The following is from the Jan. 30 Laguna Beach City Council meeting.
Approved without comment:
Pulled for discussion:
COMMUNITY/SENIOR CENTER PROGRAM MANAGER, 4-0
The council authorized City Manager Ken Frank to contract with Griffin Structures Inc. to be “program manager at risk” for the centers project. The company will take the risk of cost overruns on the project, with any savings from the maximum price guarantee to be returned to the city. All work is competitively bid and constructed, in accordance with the California Public Contracting Code. The city has full audit rights. Councilwoman Cheryl Kinsman recused herself because state law prohibits an elected official from voting on a project within 500 feet of property they own if the project has a financial effect on the official.
THIRD STREET COTTAGES, 3-2
The council voted, 3-2 — Egly and Iseman opposed — to continue the disposition of the cottages to the Feb. 6 meeting. Councilman Kelly Boyd said he is having second thoughts about moving the cottages and wants more information about offers.
A special appeal hearing on the Temporary Use Permit for the removal of four of the cottages to Big Bend was set for Feb. 20, six days after the Planning Commission is expected to make its recommendations on the permit, meaning the council will not have to wait the usual 14-day appeal period before making its decision — assuming the commission completes its review on the 14th. Both the commission and council hearings would be canceled if the council decided on Feb. 6 not to move the cottages.

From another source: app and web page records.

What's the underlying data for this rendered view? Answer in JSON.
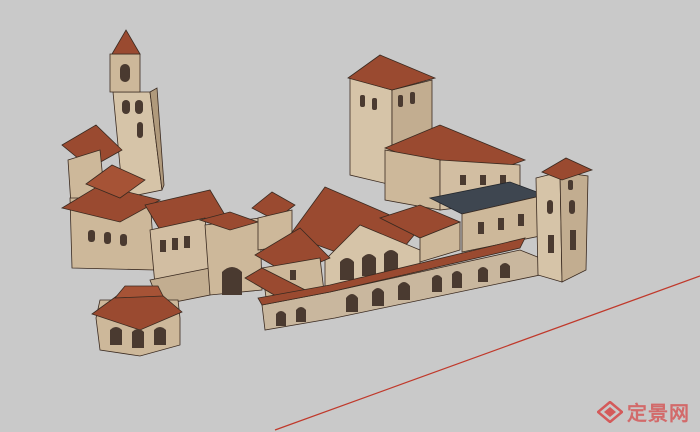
{
  "scene": {
    "background_color": "#c9c9c9",
    "wall_color": "#c9b79e",
    "roof_color": "#9a4a30",
    "dark_roof_color": "#3e4650",
    "axis_line_color": "#c0392b"
  },
  "watermark": {
    "text": "定景网",
    "icon": "diamond-logo-icon",
    "color": "#d45a5a"
  }
}
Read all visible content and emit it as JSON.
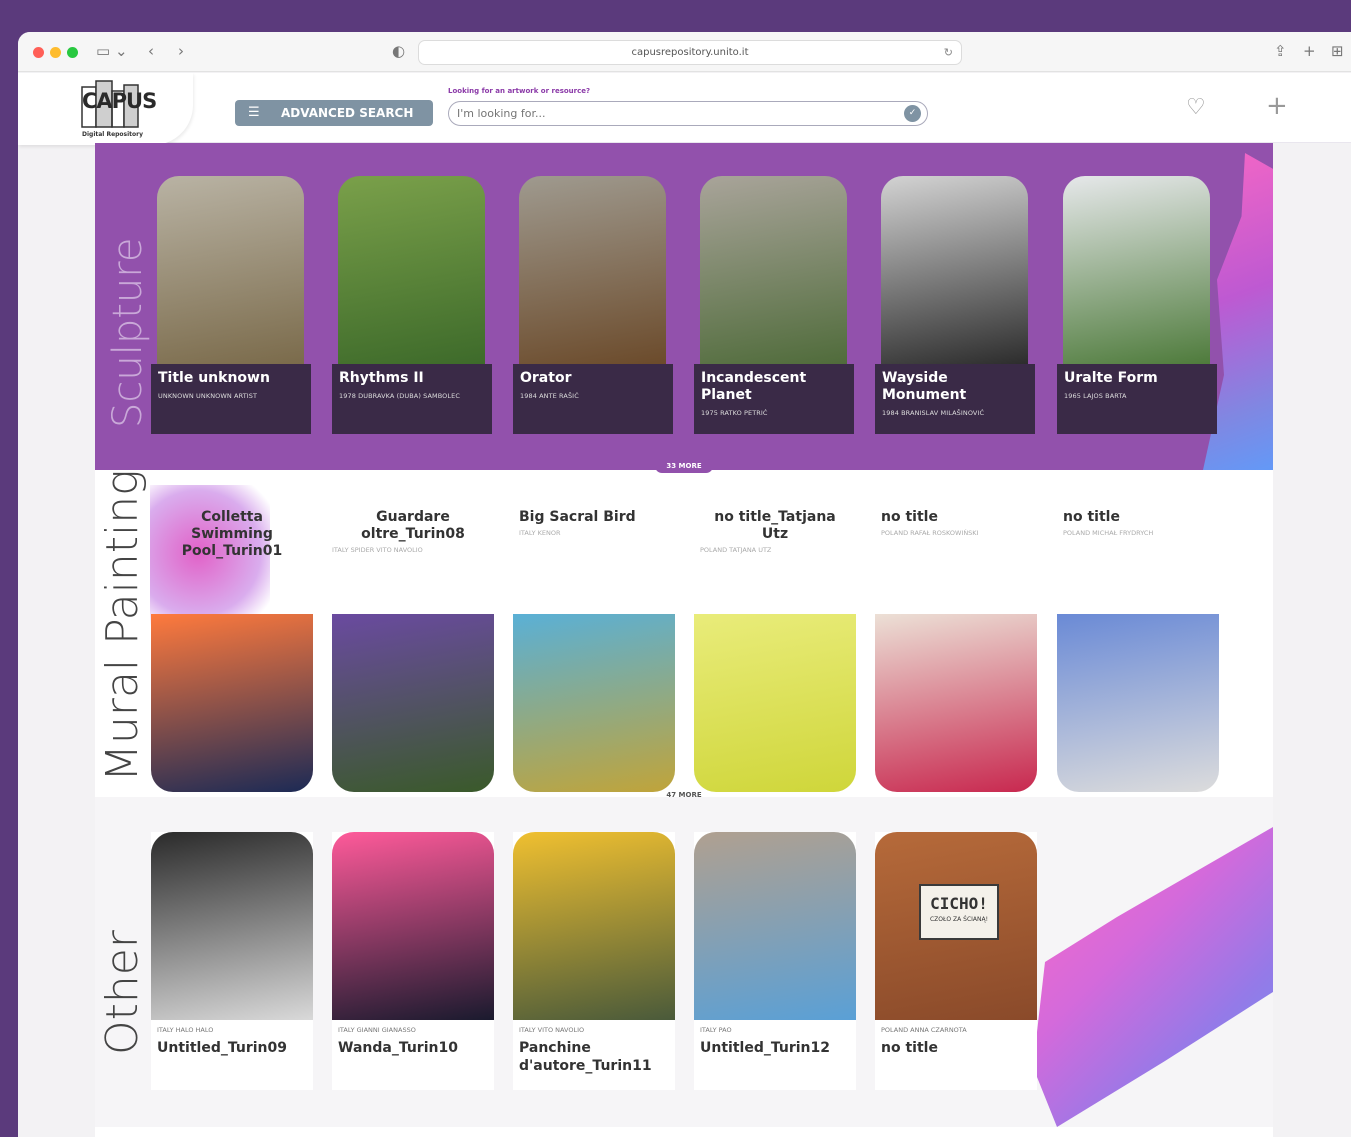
{
  "browser": {
    "url": "capusrepository.unito.it"
  },
  "header": {
    "logo_text": "CAPUS",
    "logo_sub": "Digital Repository",
    "advanced_search_label": "ADVANCED SEARCH",
    "search_hint": "Looking for an artwork or resource?",
    "search_placeholder": "I'm looking for..."
  },
  "sections": {
    "sculpture": {
      "label": "Sculpture",
      "more_label": "33 MORE",
      "cards": [
        {
          "title": "Title unknown",
          "meta": "UNKNOWN UNKNOWN ARTIST",
          "color1": "#7a6a4a",
          "color2": "#b9b3a4"
        },
        {
          "title": "Rhythms II",
          "meta": "1978 DUBRAVKA (DUBA) SAMBOLEC",
          "color1": "#3d6a2a",
          "color2": "#7aa04a"
        },
        {
          "title": "Orator",
          "meta": "1984 ANTE RAŠIĆ",
          "color1": "#6b4a2a",
          "color2": "#9f9a8f"
        },
        {
          "title": "Incandescent Planet",
          "meta": "1975 RATKO PETRIĆ",
          "color1": "#4f6b3a",
          "color2": "#a9a49a"
        },
        {
          "title": "Wayside Monument",
          "meta": "1984 BRANISLAV MILAŠINOVIĆ",
          "color1": "#2b2b2b",
          "color2": "#d3d3d3"
        },
        {
          "title": "Uralte Form",
          "meta": "1965 LAJOS BARTA",
          "color1": "#4d7a3a",
          "color2": "#e6e8ea"
        }
      ]
    },
    "mural": {
      "label": "Mural Painting",
      "more_label": "47 MORE",
      "cards": [
        {
          "title": "Colletta Swimming Pool_Turin01",
          "meta": "",
          "color1": "#1c2a55",
          "color2": "#ff7a3d"
        },
        {
          "title": "Guardare oltre_Turin08",
          "meta": "ITALY SPIDER VITO NAVOLIO",
          "color1": "#3a5a2a",
          "color2": "#6a4aa0"
        },
        {
          "title": "Big Sacral Bird",
          "meta": "ITALY KENOR",
          "color1": "#c0a43a",
          "color2": "#5ab0d6"
        },
        {
          "title": "no title_Tatjana Utz",
          "meta": "POLAND TATJANA UTZ",
          "color1": "#cfd63a",
          "color2": "#e9ec7a"
        },
        {
          "title": "no title",
          "meta": "POLAND RAFAŁ ROSKOWIŃSKI",
          "color1": "#c8284f",
          "color2": "#ece0d6"
        },
        {
          "title": "no title",
          "meta": "POLAND MICHAŁ FRYDRYCH",
          "color1": "#dcdcdc",
          "color2": "#6a8ad6"
        }
      ]
    },
    "other": {
      "label": "Other",
      "cards": [
        {
          "title": "Untitled_Turin09",
          "meta": "ITALY HALO HALO",
          "color1": "#d9d9d9",
          "color2": "#2a2a2a"
        },
        {
          "title": "Wanda_Turin10",
          "meta": "ITALY GIANNI GIANASSO",
          "color1": "#1a1a2e",
          "color2": "#ff5a9a"
        },
        {
          "title": "Panchine d'autore_Turin11",
          "meta": "ITALY VITO NAVOLIO",
          "color1": "#4a5a3a",
          "color2": "#f0c030"
        },
        {
          "title": "Untitled_Turin12",
          "meta": "ITALY PAO",
          "color1": "#5aa0d6",
          "color2": "#b0a090"
        },
        {
          "title": "no title",
          "meta": "POLAND ANNA CZARNOTA",
          "color1": "#8a4a2a",
          "color2": "#b66a3a"
        }
      ]
    }
  },
  "mural_img_text": {
    "sign_title": "CICHO!",
    "sign_sub": "CZOŁO ZA ŚCIANĄ!"
  }
}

“I think most of the people who want the cottages saved, want them saved where they are,” Kinsman said.
CONSTRUCTION/DEMOLITION WASTE, 5-0
A proposed amendment to the Municipal Code relating to the disposal of construction and demolition waste would almost certainly put the city over the state-mandated landfill diversion requirement.
The city is now at 49% , just 1% shy of the state goal. City staff recommended that any construction, demolitions or renovation project within the city that requires a building or public works permit and meets specified criteria for reuse must recycle or divert a minimum of 50% of the debris as measured in tonnage.
The council voted unanimously to pass the proposed ordinance to a second reading, by which time staff is expected to come up with an annual, rather than per project, plan so that small haulers would not be penalized.
NYES STREET SIDEWALK PROJECT TABLED, 5-0
The council delayed to an unspecified date a decision on the proposed cancellation of a sidewalk project on the inland side of Coast Highway from Nyes Place to M-Street (Ruby’s Diner) due to geotechnical and right-of-way issues.
City Manager Frank said he was not ready to give up on the project, which has been awarded a $528,600 grant.
BREATH OF FRESH AIR, 5-0
The council approved a proposal to open discussions with Eco Oxygen Technologies LLC to be the city’s sole source for additional odor control equipment for the sewer system. The company is the developer of Super Oxygenation, which was installed at the Bluebird lift station and virtually eliminated the revolting odors that used to emanate from the lift, according to David Sizzler, director of water quality.
The cost for future installations will be added to a future budget.
NO SALE, 5-0
An amendment to the Municipal Code is expected to strengthen and make more defensible the city’s ban on the sale of services or products in City Parks, while protecting the public’s constitutional rights.
The proposed amendment was passed to a second reading.
SIGN HERE, 4-1
The council directed the Planning Commission to consider an amendment to the city’s sign ordinance that would regulate all signs visible from a public street or sidewalk. Councilman Boyd voted no.
CHURCH PARKING, 5-0
The Planning Commission will be asked for recommendations about additional parking requirements for church ancillary uses. Currently the code only requires additional parking if a church sanctuary size is increased, although ancillary uses may increase overall church use.